A week back I stumbled on something that crossed my timeline on Facebook, the way these memes do. I read, liked and went my way. The thought however, lodged itself in my head and would not let go. I tried pinning it down a couple of times without luck. This morning as I looked at the pictures I had Saathi and my brother take of me all dolled up to go Golu hopping, it came to me.
I have been invisible practically half my life. Growing up a pudgy girl in a family of stick thin siblings and cousins should have made me stand out. It only made me do my best to disappear. To become the wallflower. To be the fly on the wall. There. Present. Yet invisible for most part. When surrounded by girls prettier than me (which was always), I learned quickly to play chaperone. I learned to deflect, observe and absorb. When the spotlight is always on the seat next to you, you feel the transition from warm to chill pretty accurately. The line that demarcates the two is solid, immoveable.

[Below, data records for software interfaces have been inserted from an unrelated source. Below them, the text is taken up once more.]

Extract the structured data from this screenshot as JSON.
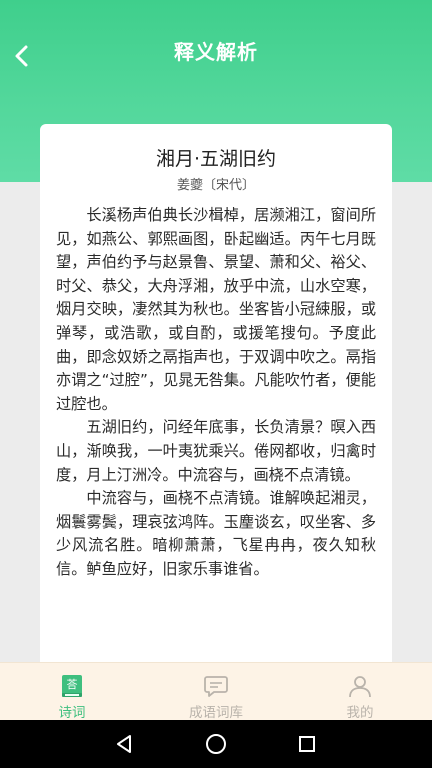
{
  "header": {
    "title": "释义解析",
    "back_icon": "chevron-left-icon",
    "color_top": "#3fcf8c",
    "color_bottom": "#5fdca6"
  },
  "poem": {
    "title": "湘月·五湖旧约",
    "author": "姜夔〔宋代〕",
    "paragraphs": [
      "长溪杨声伯典长沙楫棹，居濒湘江，窗间所见，如燕公、郭熙画图，卧起幽适。丙午七月既望，声伯约予与赵景鲁、景望、萧和父、裕父、时父、恭父，大舟浮湘，放乎中流，山水空寒，烟月交映，凄然其为秋也。坐客皆小冠綀服，或弹琴，或浩歌，或自酌，或援笔搜句。予度此曲，即念奴娇之鬲指声也，于双调中吹之。鬲指亦谓之“过腔”，见晁无咎集。凡能吹竹者，便能过腔也。",
      "五湖旧约，问经年底事，长负清景？暝入西山，渐唤我，一叶夷犹乘兴。倦网都收，归禽时度，月上汀洲冷。中流容与，画桡不点清镜。",
      "中流容与，画桡不点清镜。谁解唤起湘灵，烟鬟雾鬓，理哀弦鸿阵。玉麈谈玄，叹坐客、多少风流名胜。暗柳萧萧，飞星冉冉，夜久知秋信。鲈鱼应好，旧家乐事谁省。"
    ]
  },
  "tabbar": {
    "active_color": "#3fbf7f",
    "inactive_color": "#b9b3ab",
    "items": [
      {
        "label": "诗词",
        "icon": "poetry-book-icon",
        "active": true
      },
      {
        "label": "成语词库",
        "icon": "chat-bubble-icon",
        "active": false
      },
      {
        "label": "我的",
        "icon": "person-icon",
        "active": false
      }
    ]
  },
  "system_nav": {
    "back_icon": "triangle-back-icon",
    "home_icon": "circle-home-icon",
    "recents_icon": "square-recents-icon"
  }
}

Every conversation seems like an afterthought. She is not pretty but… she is intelligent.
Most importantly I learned to cope. I coped by hiding myself in baggy clothes, by shunning cosmetics with a vengeance and taking to my words as weapons. I bowed and accepted defeat when the process of finding a life partner meant I could no longer ignore what the market demanded i.e., fair, slim, beautiful brides. I walked, watched portions, subjected myself to facials and grooming rituals that can be equated to torture. Eventually, with proper clothes, artfully designed pictures, I could pass off for pretty.
The glow lasted perhaps a few years and eventually I slid back to my base nature which meant avoiding grooming and dressing to disguise rather than to flaunt. With three children at home who will watch what I do rather than what I say, I am at crossroads. I am forever goading my children to look inside. To focus on traits rather than appearances. To shun beauty aids with a vengeance. Even as I do that, a part of me realizes that to survive in the world outside the walls of the house, they will need to fit in. They will need to speak the language of their peers. Being able to fit in is as important as being able to take a stand. As much as it is important for them to love their body they way it is, it seems to be as important to present themselves the best way they can.
To this means, I have to critically examine my biases and see where they come from. I wonder if my views would have been different had I been beautiful. I suspect they may have been. Then that begs the question, how do I parent my girls who are beautiful to me in every way, just they way they are?
At the moment, I have no clue.